How Everything Works
How Everything Works How Everything Works

Question 1501

I have heard that we "know" the universe is expanding because everything is moving away from everything else. My question is: if this situation is like ink dots on a balloon, then we should be able to point to the direction of the universe's center. Which way is that center? - BS
The "ink dots on a balloon" idea provides the answer to your question. In that simple analogy, the ink dots represent stars and galaxies and the balloon's surface represents the universe. Inflating the balloon is then equivalent to having the universe expand. As the balloon inflates, the stars and galaxies drift apart so that an ant walking on the surface of the balloon would have to travel farther to go from one "star" to another. A similar situation exists in our real universe: everything is drifting farther apart.

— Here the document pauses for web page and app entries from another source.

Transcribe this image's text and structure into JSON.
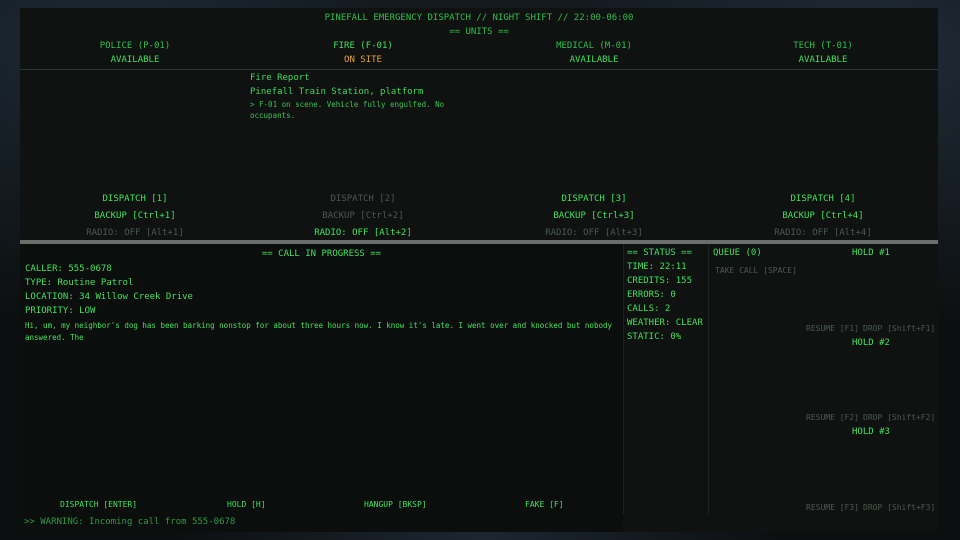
{
  "header": {
    "title": "PINEFALL EMERGENCY DISPATCH // NIGHT SHIFT // 22:00-06:00",
    "units_heading": "== UNITS =="
  },
  "units": [
    {
      "name": "POLICE (P-01)",
      "status": "AVAILABLE",
      "dispatch": "DISPATCH [1]",
      "backup": "BACKUP [Ctrl+1]",
      "radio": "RADIO: OFF [Alt+1]"
    },
    {
      "name": "FIRE (F-01)",
      "status": "ON SITE",
      "dispatch": "DISPATCH [2]",
      "backup": "BACKUP [Ctrl+2]",
      "radio": "RADIO: OFF [Alt+2]"
    },
    {
      "name": "MEDICAL (M-01)",
      "status": "AVAILABLE",
      "dispatch": "DISPATCH [3]",
      "backup": "BACKUP [Ctrl+3]",
      "radio": "RADIO: OFF [Alt+3]"
    },
    {
      "name": "TECH (T-01)",
      "status": "AVAILABLE",
      "dispatch": "DISPATCH [4]",
      "backup": "BACKUP [Ctrl+4]",
      "radio": "RADIO: OFF [Alt+4]"
    }
  ],
  "fire_report": {
    "title": "Fire Report",
    "location": "Pinefall Train Station, platform",
    "detail": "> F-01 on scene. Vehicle fully engulfed. No occupants."
  },
  "call": {
    "heading": "== CALL IN PROGRESS ==",
    "caller": "CALLER: 555-0678",
    "type": "TYPE: Routine Patrol",
    "location": "LOCATION: 34 Willow Creek Drive",
    "priority": "PRIORITY: LOW",
    "transcript_1": "Hi, um, my neighbor's dog has been barking nonstop for about three hours now. I know it's late. I went over and knocked but nobody",
    "transcript_2": "answered. The"
  },
  "status": {
    "heading": "== STATUS ==",
    "time": "TIME: 22:11",
    "credits": "CREDITS: 155",
    "errors": "ERRORS: 0",
    "calls": "CALLS: 2",
    "weather": "WEATHER: CLEAR",
    "static": "STATIC: 0%"
  },
  "queue": {
    "heading": "QUEUE (0)",
    "take_call": "TAKE CALL [SPACE]"
  },
  "holds": [
    {
      "label": "HOLD #1",
      "resume": "RESUME [F1]",
      "drop": "DROP [Shift+F1]"
    },
    {
      "label": "HOLD #2",
      "resume": "RESUME [F2]",
      "drop": "DROP [Shift+F2]"
    },
    {
      "label": "HOLD #3",
      "resume": "RESUME [F3]",
      "drop": "DROP [Shift+F3]"
    }
  ],
  "actions": {
    "dispatch": "DISPATCH [ENTER]",
    "hold": "HOLD [H]",
    "hangup": "HANGUP [BKSP]",
    "fake": "FAKE [F]"
  },
  "warning": ">> WARNING: Incoming call from 555-0678",
  "colors": {
    "green": "#3fe35c",
    "amber": "#e8a22a",
    "dim": "#4b5a4f"
  }
}
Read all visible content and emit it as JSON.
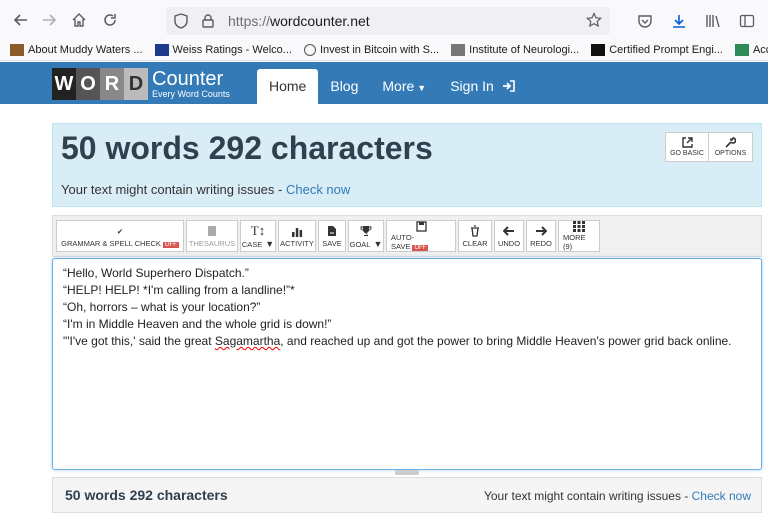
{
  "browser": {
    "url_protocol": "https://",
    "url_host": "wordcounter.net"
  },
  "bookmarks": [
    {
      "label": "About Muddy Waters ...",
      "icon": "muddy-waters-favicon",
      "color": "#8b5a2b"
    },
    {
      "label": "Weiss Ratings - Welco...",
      "icon": "weiss-ratings-favicon",
      "color": "#1e3a8a"
    },
    {
      "label": "Invest in Bitcoin with S...",
      "icon": "globe-icon",
      "color": "#555555"
    },
    {
      "label": "Institute of Neurologi...",
      "icon": "neurology-favicon",
      "color": "#777777"
    },
    {
      "label": "Certified Prompt Engi...",
      "icon": "notion-favicon",
      "color": "#111111"
    },
    {
      "label": "Access Certified",
      "icon": "access-favicon",
      "color": "#2e8b57"
    }
  ],
  "site": {
    "logo_letters": [
      "W",
      "O",
      "R",
      "D"
    ],
    "logo_name": "Counter",
    "logo_tagline": "Every Word Counts",
    "brand_color": "#337ab7",
    "nav": {
      "home": "Home",
      "blog": "Blog",
      "more": "More",
      "signin": "Sign In"
    }
  },
  "counts": {
    "title": "50 words 292 characters",
    "issues_text": "Your text might contain writing issues - ",
    "check_now": "Check now",
    "go_basic": "GO BASIC",
    "options": "OPTIONS"
  },
  "toolbar": {
    "grammar": "GRAMMAR & SPELL CHECK",
    "grammar_state": "OFF",
    "thesaurus": "THESAURUS",
    "case": "CASE",
    "activity": "ACTIVITY",
    "save": "SAVE",
    "goal": "GOAL",
    "autosave": "AUTO-SAVE",
    "autosave_state": "OFF",
    "clear": "CLEAR",
    "undo": "UNDO",
    "redo": "REDO",
    "more": "MORE (9)"
  },
  "editor": {
    "lines": [
      "“Hello, World Superhero Dispatch.”",
      "“HELP! HELP! *I'm calling from a landline!”*",
      "“Oh, horrors – what is your location?”",
      "“I'm in Middle Heaven and the whole grid is down!”",
      "\"'I've got this,' said the great ",
      "Sagamartha",
      ", and reached up and got the power to bring Middle Heaven's power grid back online."
    ]
  },
  "footer": {
    "title": "50 words 292 characters",
    "issues_text": "Your text might contain writing issues - ",
    "check_now": "Check now"
  }
}
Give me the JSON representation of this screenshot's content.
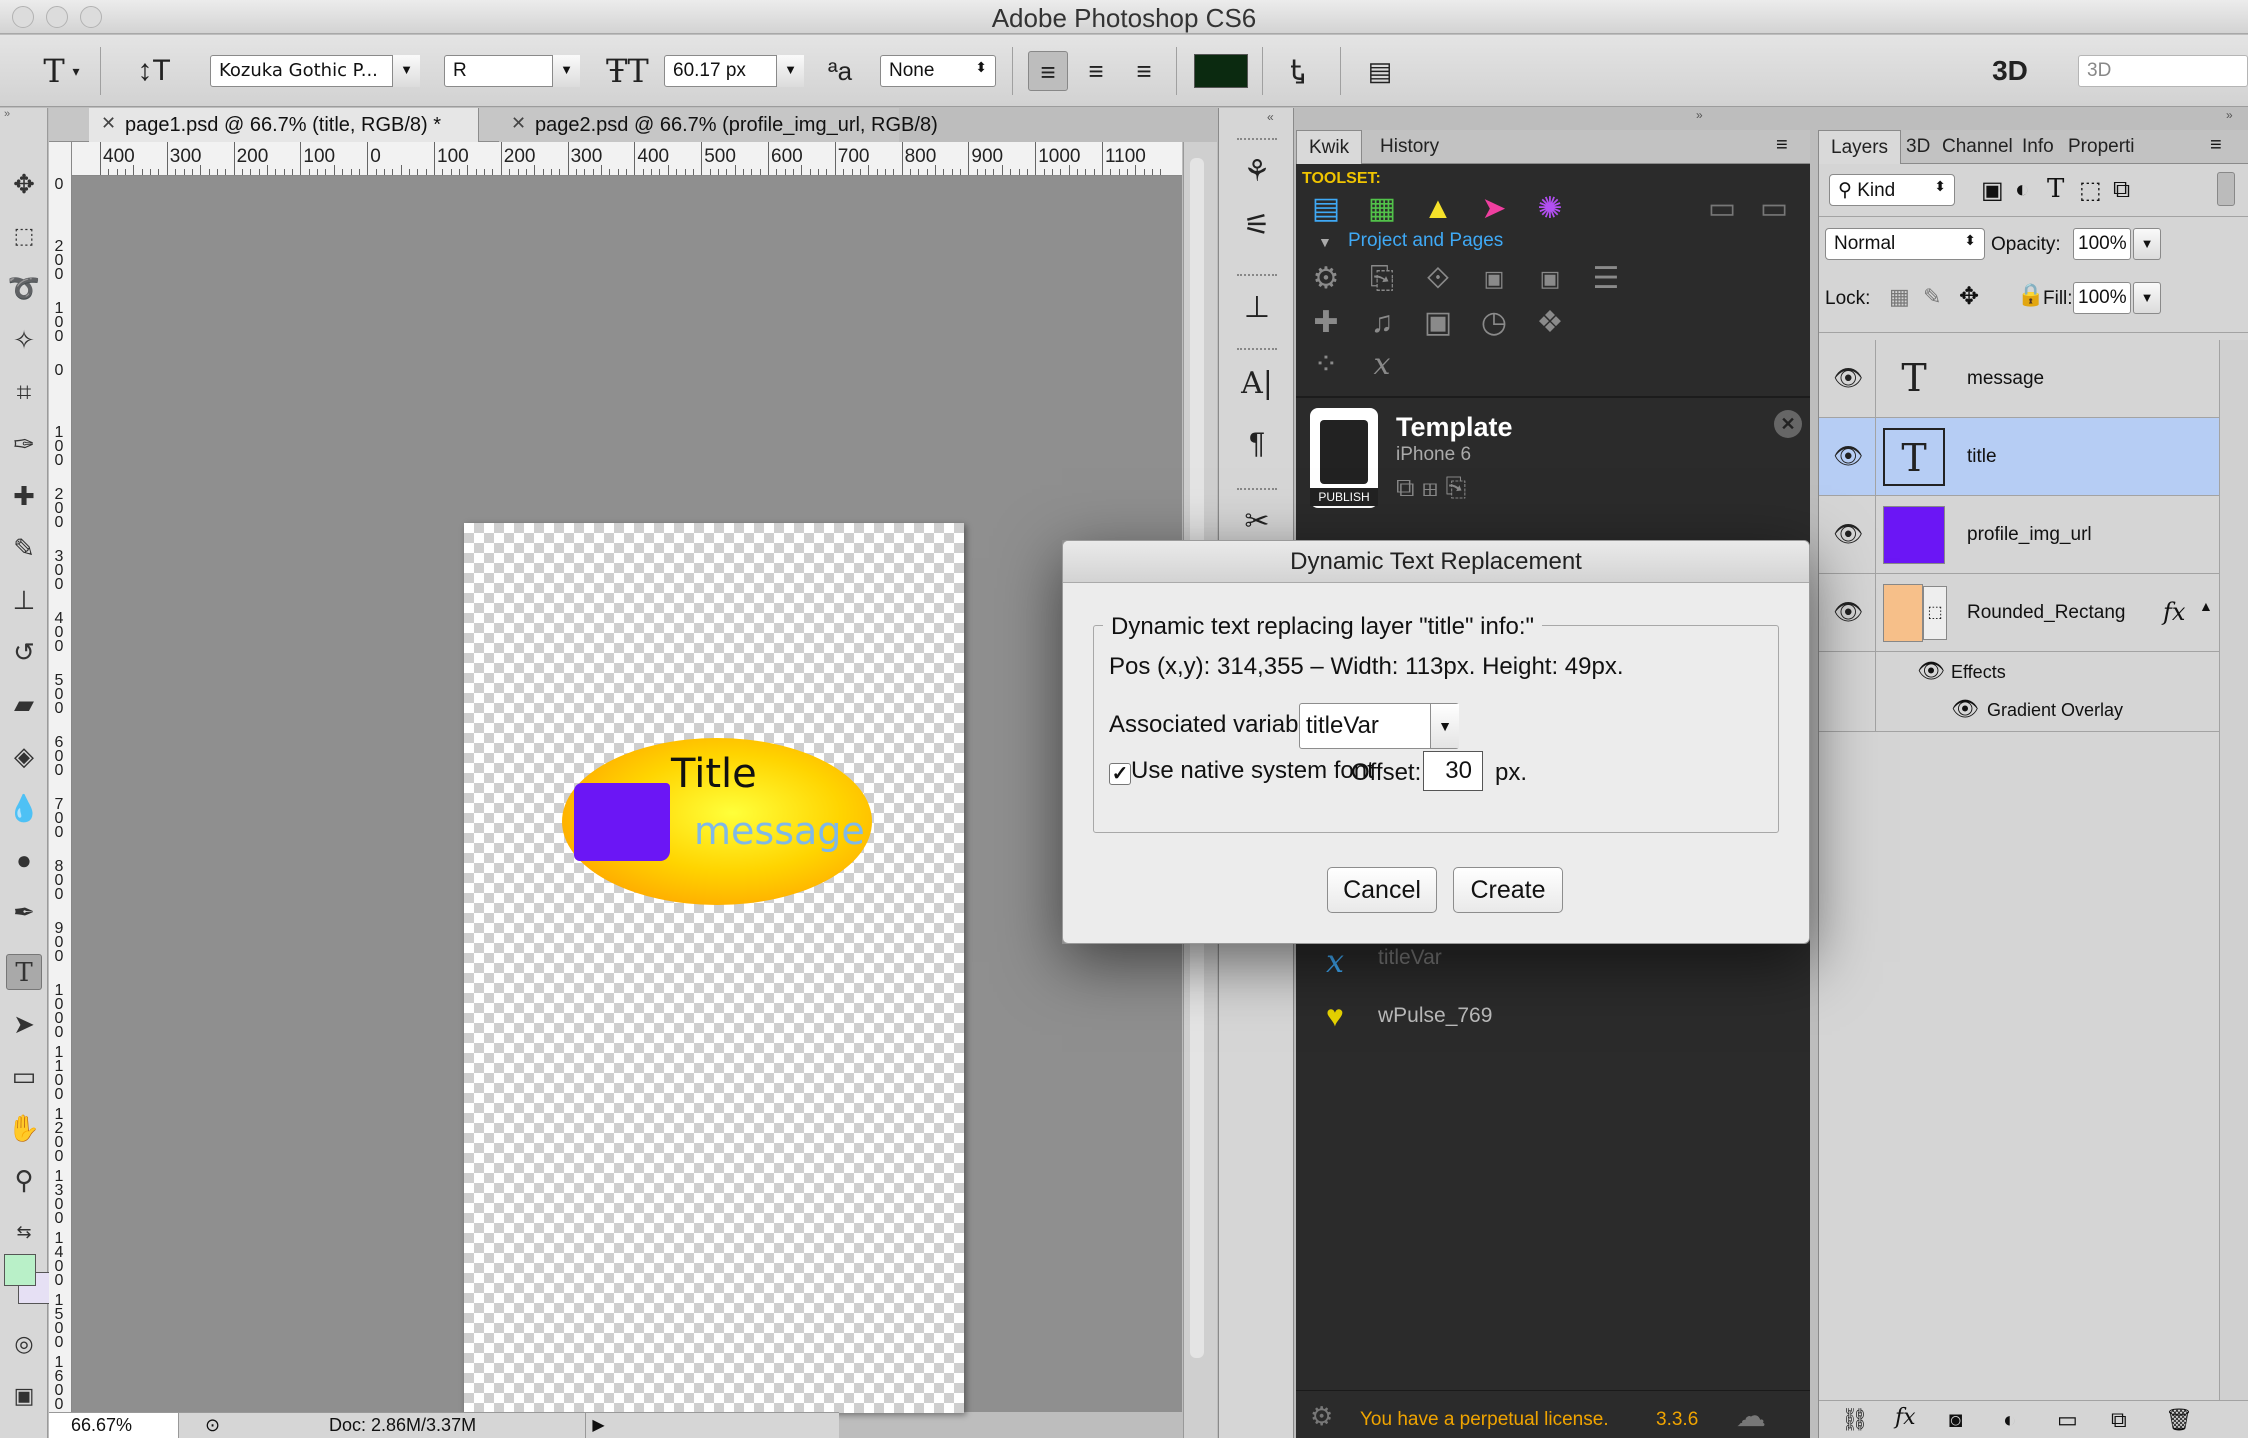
{
  "app": {
    "title": "Adobe Photoshop CS6"
  },
  "options_bar": {
    "font_family": "Kozuka Gothic P...",
    "font_style": "R",
    "font_size": "60.17 px",
    "anti_alias": "None",
    "mode_3d_label": "3D",
    "workspace_value": "3D"
  },
  "document_tabs": [
    {
      "label": "page1.psd @ 66.7% (title, RGB/8) *"
    },
    {
      "label": "page2.psd @ 66.7% (profile_img_url, RGB/8)"
    }
  ],
  "ruler": {
    "h_labels": [
      "400",
      "300",
      "200",
      "100",
      "0",
      "100",
      "200",
      "300",
      "400",
      "500",
      "600",
      "700",
      "800",
      "900",
      "1000",
      "1100"
    ],
    "v_labels": [
      "0",
      "2 0 0",
      "1 0 0",
      "0",
      "1 0 0",
      "2 0 0",
      "3 0 0",
      "4 0 0",
      "5 0 0",
      "6 0 0",
      "7 0 0",
      "8 0 0",
      "9 0 0",
      "1 0 0 0",
      "1 1 0 0",
      "1 2 0 0",
      "1 3 0 0",
      "1 4 0 0",
      "1 5 0 0",
      "1 6 0 0"
    ]
  },
  "canvas": {
    "title_text": "Title",
    "message_text": "message"
  },
  "status": {
    "zoom": "66.67%",
    "doc": "Doc: 2.86M/3.37M"
  },
  "kwik_panel": {
    "tabs": [
      "Kwik",
      "History"
    ],
    "toolset_label": "TOOLSET:",
    "section_label": "Project and Pages",
    "template_title": "Template",
    "template_device": "iPhone 6",
    "publish_label": "PUBLISH",
    "var_item": "titleVar",
    "pulse_item": "wPulse_769",
    "license_text": "You have a perpetual license.",
    "version": "3.3.6"
  },
  "layers_panel": {
    "tabs": [
      "Layers",
      "3D",
      "Channel",
      "Info",
      "Properti"
    ],
    "kind_label": "Kind",
    "blend_mode": "Normal",
    "opacity_label": "Opacity:",
    "opacity_value": "100%",
    "lock_label": "Lock:",
    "fill_label": "Fill:",
    "fill_value": "100%",
    "layers": [
      {
        "name": "message",
        "thumb": "T"
      },
      {
        "name": "title",
        "thumb": "T"
      },
      {
        "name": "profile_img_url",
        "thumb": ""
      },
      {
        "name": "Rounded_Rectang",
        "thumb": ""
      }
    ],
    "effects_label": "Effects",
    "gradient_overlay_label": "Gradient Overlay",
    "fx_label": "fx"
  },
  "dialog": {
    "title": "Dynamic Text Replacement",
    "group_title": "Dynamic text replacing layer \"title\" info:\"",
    "info_line": "Pos (x,y): 314,355 – Width: 113px. Height: 49px.",
    "variable_label": "Associated variable:",
    "variable_value": "titleVar",
    "native_font_label": "Use native system font",
    "native_font_checked": true,
    "offset_label": "Offset:",
    "offset_value": "30",
    "offset_unit": "px.",
    "cancel_label": "Cancel",
    "create_label": "Create"
  },
  "colors": {
    "foreground_swatch": "#b9f0c8",
    "background_swatch": "#e6e0f4",
    "text_color_swatch": "#0b2a10",
    "purple_layer": "#6b16f5",
    "selected_layer_bg": "#b6cdf4",
    "license_text_color": "#f0a400"
  }
}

The ant lives on the surface of the balloon, a two-dimensional world. The ant is unaware of the third dimension that you and I can see when we look at the balloon. The only directions that the ant can move in are along the balloon's surface. The ant can't point toward the center of the balloon because that's not along the surface that the ant perceives. To the ant, the balloon has no center. It lives in a continuous, homogeneous world, which has the weird property that if you walk far enough in any direction, you return to where you started.

Similarly, we see our universe as a three-dimensional world. If there are spatial dimensions beyond three, we are unaware of them. The only directions that we can move in are along the three dimensions of the universe that we perceive. The overall structure of the universe is still not fully understood, but let's suppose that the universe is a simple closed structure like the surface of a higher-dimensional balloon. In that case, we wouldn't be able to point to a center either because that center would exist in a dimension that we don't perceive. To us, the universe would be a continuous, homogeneous structure with that same weird property: if you traveled far enough in one direction, you'd return to where you started.


Copyright 1997-2017 © Louis A. Bloomfield, All Rights Reserved
Privacy Policy